Minister savors day for his forebears
The great-grandson of a Virginia slave, Harry Butler watched in wonder Tuesday morning as Barack Obama took the oath of office as president of the United States.
The moment, Butler said, was “a consummation.”
“It shows that the tenor of the nation is changing,” Butler said, standing in the sunlit sanctuary of the Handy Chapel in downtown Grand Junction. “It’s a great leap of faith.”
Handy Chapel was built in 1882 as an African Methodist Episcopal church, thus the A.M.E. on its cornerstone, said Butler, the church pastor.
Elijah Hines, born into slavery in Virginia, was living in Missouri when his owner gave him permission when he turned 18 years of age to join a “colored regiment,” as they were known, in the Union Army during the Civil War.

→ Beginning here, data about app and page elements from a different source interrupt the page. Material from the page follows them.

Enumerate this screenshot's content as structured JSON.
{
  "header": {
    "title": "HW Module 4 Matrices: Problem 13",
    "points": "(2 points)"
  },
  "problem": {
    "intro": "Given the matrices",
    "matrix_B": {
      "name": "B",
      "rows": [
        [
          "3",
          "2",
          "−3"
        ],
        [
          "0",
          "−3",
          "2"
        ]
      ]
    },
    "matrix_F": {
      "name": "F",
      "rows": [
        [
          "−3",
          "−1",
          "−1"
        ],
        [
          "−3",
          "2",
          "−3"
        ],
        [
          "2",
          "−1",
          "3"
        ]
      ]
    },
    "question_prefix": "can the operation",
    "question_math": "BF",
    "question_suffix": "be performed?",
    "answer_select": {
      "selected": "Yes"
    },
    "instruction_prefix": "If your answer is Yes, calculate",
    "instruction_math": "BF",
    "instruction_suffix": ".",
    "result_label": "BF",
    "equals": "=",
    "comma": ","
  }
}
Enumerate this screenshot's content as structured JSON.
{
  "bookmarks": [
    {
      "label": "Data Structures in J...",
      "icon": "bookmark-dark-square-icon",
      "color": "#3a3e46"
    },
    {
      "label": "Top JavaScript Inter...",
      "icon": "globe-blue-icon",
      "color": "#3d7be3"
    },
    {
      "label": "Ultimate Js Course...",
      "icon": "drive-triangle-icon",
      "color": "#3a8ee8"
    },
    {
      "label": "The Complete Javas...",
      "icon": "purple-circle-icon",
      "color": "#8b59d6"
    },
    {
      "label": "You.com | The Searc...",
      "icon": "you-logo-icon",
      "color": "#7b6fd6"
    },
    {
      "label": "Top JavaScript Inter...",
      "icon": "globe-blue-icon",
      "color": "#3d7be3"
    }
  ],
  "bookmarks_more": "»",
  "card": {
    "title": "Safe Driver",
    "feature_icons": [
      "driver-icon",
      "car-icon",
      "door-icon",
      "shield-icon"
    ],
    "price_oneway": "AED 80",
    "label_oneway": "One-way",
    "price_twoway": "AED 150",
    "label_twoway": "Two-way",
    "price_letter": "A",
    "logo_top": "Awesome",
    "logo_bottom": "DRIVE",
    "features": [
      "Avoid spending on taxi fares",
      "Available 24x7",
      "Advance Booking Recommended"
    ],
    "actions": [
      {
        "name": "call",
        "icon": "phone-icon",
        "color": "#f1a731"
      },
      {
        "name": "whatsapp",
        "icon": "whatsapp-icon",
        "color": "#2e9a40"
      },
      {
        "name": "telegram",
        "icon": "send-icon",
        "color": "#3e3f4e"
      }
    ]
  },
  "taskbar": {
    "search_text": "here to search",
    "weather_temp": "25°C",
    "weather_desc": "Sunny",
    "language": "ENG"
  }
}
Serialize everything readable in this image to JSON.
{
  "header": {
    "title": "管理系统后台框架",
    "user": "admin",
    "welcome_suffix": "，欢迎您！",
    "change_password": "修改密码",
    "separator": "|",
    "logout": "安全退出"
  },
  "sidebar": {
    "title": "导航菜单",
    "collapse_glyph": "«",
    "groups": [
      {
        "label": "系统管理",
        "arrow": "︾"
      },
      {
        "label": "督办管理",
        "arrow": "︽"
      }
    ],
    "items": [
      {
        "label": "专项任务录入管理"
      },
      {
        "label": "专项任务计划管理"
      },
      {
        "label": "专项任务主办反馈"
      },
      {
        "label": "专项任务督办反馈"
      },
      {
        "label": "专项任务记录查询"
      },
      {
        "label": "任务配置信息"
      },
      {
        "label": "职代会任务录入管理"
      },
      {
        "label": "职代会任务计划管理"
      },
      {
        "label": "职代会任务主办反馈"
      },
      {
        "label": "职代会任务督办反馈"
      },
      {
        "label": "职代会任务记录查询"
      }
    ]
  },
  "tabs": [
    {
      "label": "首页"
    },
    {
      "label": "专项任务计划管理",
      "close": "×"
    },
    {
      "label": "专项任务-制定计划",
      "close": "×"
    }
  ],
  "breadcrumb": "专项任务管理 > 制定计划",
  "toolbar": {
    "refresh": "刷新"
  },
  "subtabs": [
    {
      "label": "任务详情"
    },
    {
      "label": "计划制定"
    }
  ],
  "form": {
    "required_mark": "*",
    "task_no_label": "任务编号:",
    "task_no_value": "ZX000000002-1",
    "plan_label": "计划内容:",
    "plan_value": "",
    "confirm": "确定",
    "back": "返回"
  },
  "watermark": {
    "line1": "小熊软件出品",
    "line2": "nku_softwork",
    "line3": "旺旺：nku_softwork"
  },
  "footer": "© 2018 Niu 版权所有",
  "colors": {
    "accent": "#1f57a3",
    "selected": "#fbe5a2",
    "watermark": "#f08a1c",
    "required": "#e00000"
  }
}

It wasn’t until 1901 that Elijah joined his three sons in the Grand Valley, where they went to work for themselves in the Hines Orchards and planted themselves into the community.
Visitors can find Elijah Hines’ face in a photograph of the members of the Grand Army of the Republic, as the Union Army was known after the war. The photo is on display in the Veterans Cemetery of Western Colorado.
Elijah’s death April 11, 1925, was headlined the same day in The Daily Sentinel: “Born a slave he died an honored man.”
“There are no better men than Elijah Hines and he will be sincerely mourned by all who have had the good fortune to be acquainted with him,” the story said.
Butler worked for the Job Corps in Collbran and then as a hydrotechnician for the U.S. Bureau of Reclamation until retiring in 1994. Since then, Butler, a Republican, has served on the Grand Junction City Council and is now a member of the School District 51 Board of Education.
He attended the rallies in Grand Junction for Obama and for Sarah Palin, who ran for vice president with the Republican nominee, John McCain.
“I vote my conscience,” Butler said.
The election is over, the Obama administration “is reality now,” Butler said. “All I can do is pray to God that he gives his wisdom (to Obama) to make the right choices.”
But there is something else about that inaugural, he said.
“I sure wish my great-grandfather and great-grandmother were alive to see it.” Butler said. “It would have been a fantastic thing.”